• dairy foods;
  • calcium;
  • vitamin D;
  • lactose;
  • ovarian cancer


Inconsistent results for the role of dairy food intake in relation to ovarian cancer risk may reflect the potential adverse effects of lactose, which has been hypothesized to increase gonadotropin levels, and the beneficial antiproliferative effects of calcium and vitamin D. Using data from the New England case–control study (1,909 cases and 1,989 controls), we examined dairy foods and nutrients in relation to risk of ovarian cancer overall, histological subtypes and rapidly fatal versus less aggressive disease. We used logistic regression and polytomous logistic regression to estimate odds ratios (ORs) and 95% confidence intervals (CIs). In models that were simultaneously adjusted for total (dietary plus supplements) calcium, total vitamin D and lactose, we observed a decreased overall risk of ovarian cancer with high intake of total calcium [Quartile 4 (Q4, >1,319 mg/day) vs. Quartile 1 (Q1, <655 mg/day), OR = 0.62, 95% CI = 0.49–0.79]; the inverse association was strongest for serous borderline and mucinous tumors. High intake of total vitamin D was not associated overall with ovarian cancer risk, but was inversely associated with risk of serous borderline (Q4, >559 IU/day vs. Q1, <164 IU/day, OR = 0.51, 95% CI = 0.34–0.76) and endometrioid tumors (Q4 vs. Q1, OR = 0.55, 95% CI = 0.39–0.80). We found no evidence that lactose intake influenced ovarian cancer risk or that risk varied by tumor aggressiveness in the analyses of intake of dairy foods and nutrients.
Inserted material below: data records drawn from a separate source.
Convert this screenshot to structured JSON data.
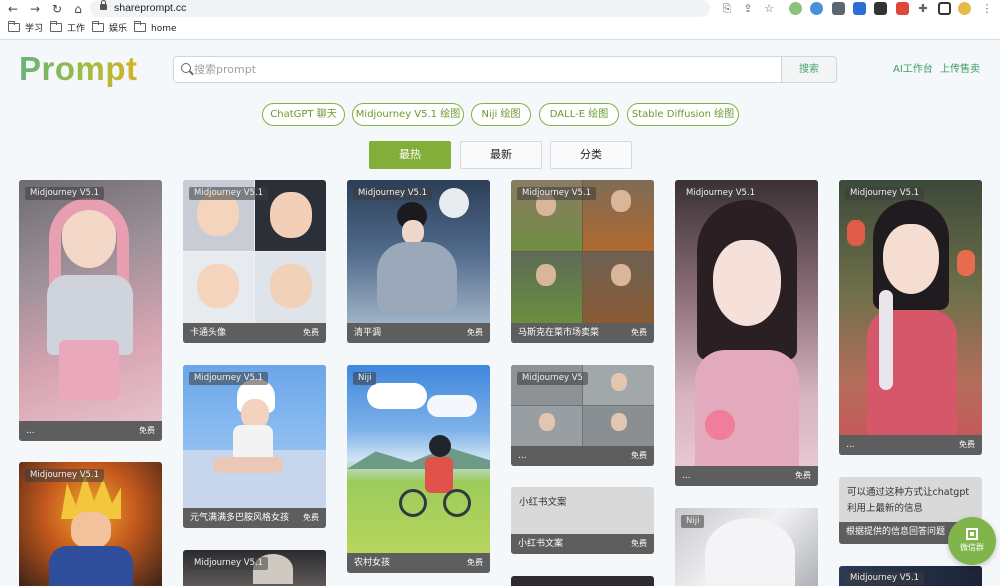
{
  "browser": {
    "url": "shareprompt.cc",
    "bookmarks": [
      "学习",
      "工作",
      "娱乐",
      "home"
    ]
  },
  "site": {
    "logo": "Prompt",
    "search": {
      "placeholder": "搜索prompt",
      "button": "搜索"
    },
    "links": [
      "AI工作台",
      "上传售卖"
    ],
    "categories": [
      "ChatGPT 聊天",
      "Midjourney V5.1 绘图",
      "Niji 绘图",
      "DALL-E 绘图",
      "Stable Diffusion 绘图"
    ],
    "sort_tabs": [
      "最热",
      "最新",
      "分类"
    ],
    "active_sort": "最热"
  },
  "cards": [
    {
      "tag": "Midjourney V5.1",
      "title": "...",
      "price": "免费"
    },
    {
      "tag": "Midjourney V5.1",
      "title": "卡通头像",
      "price": "免费"
    },
    {
      "tag": "Midjourney V5.1",
      "title": "清平调",
      "price": "免费"
    },
    {
      "tag": "Midjourney V5.1",
      "title": "马斯克在菜市场卖菜",
      "price": "免费"
    },
    {
      "tag": "Midjourney V5.1",
      "title": "...",
      "price": "免费"
    },
    {
      "tag": "Midjourney V5.1",
      "title": "...",
      "price": "免费"
    },
    {
      "tag": "Midjourney V5.1",
      "title": "元气满满多巴胺风格女孩",
      "price": "免费"
    },
    {
      "tag": "Niji",
      "title": "农村女孩",
      "price": "免费"
    },
    {
      "tag": "Midjourney V5",
      "title": "...",
      "price": "免费"
    },
    {
      "tag": "",
      "title": "小红书文案",
      "price": "免费",
      "body": "小红书文案"
    },
    {
      "tag": "",
      "title": "根据提供的信息回答问题",
      "price": "",
      "body": "可以通过这种方式让chatgpt利用上最新的信息"
    },
    {
      "tag": "Midjourney V5.1",
      "title": "",
      "price": ""
    },
    {
      "tag": "Midjourney V5.1",
      "title": "",
      "price": ""
    },
    {
      "tag": "Niji",
      "title": "",
      "price": ""
    },
    {
      "tag": "Midjourney V5.1",
      "title": "",
      "price": ""
    }
  ],
  "fab": {
    "label": "微信群"
  },
  "colors": {
    "accent": "#83ae3a",
    "link": "#3c9e60",
    "card_footer": "#5e5e5e"
  }
}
The overall inverse association with high intake of calcium and the inverse associations of calcium and vitamin D with specific histological subtypes warrant further investigation.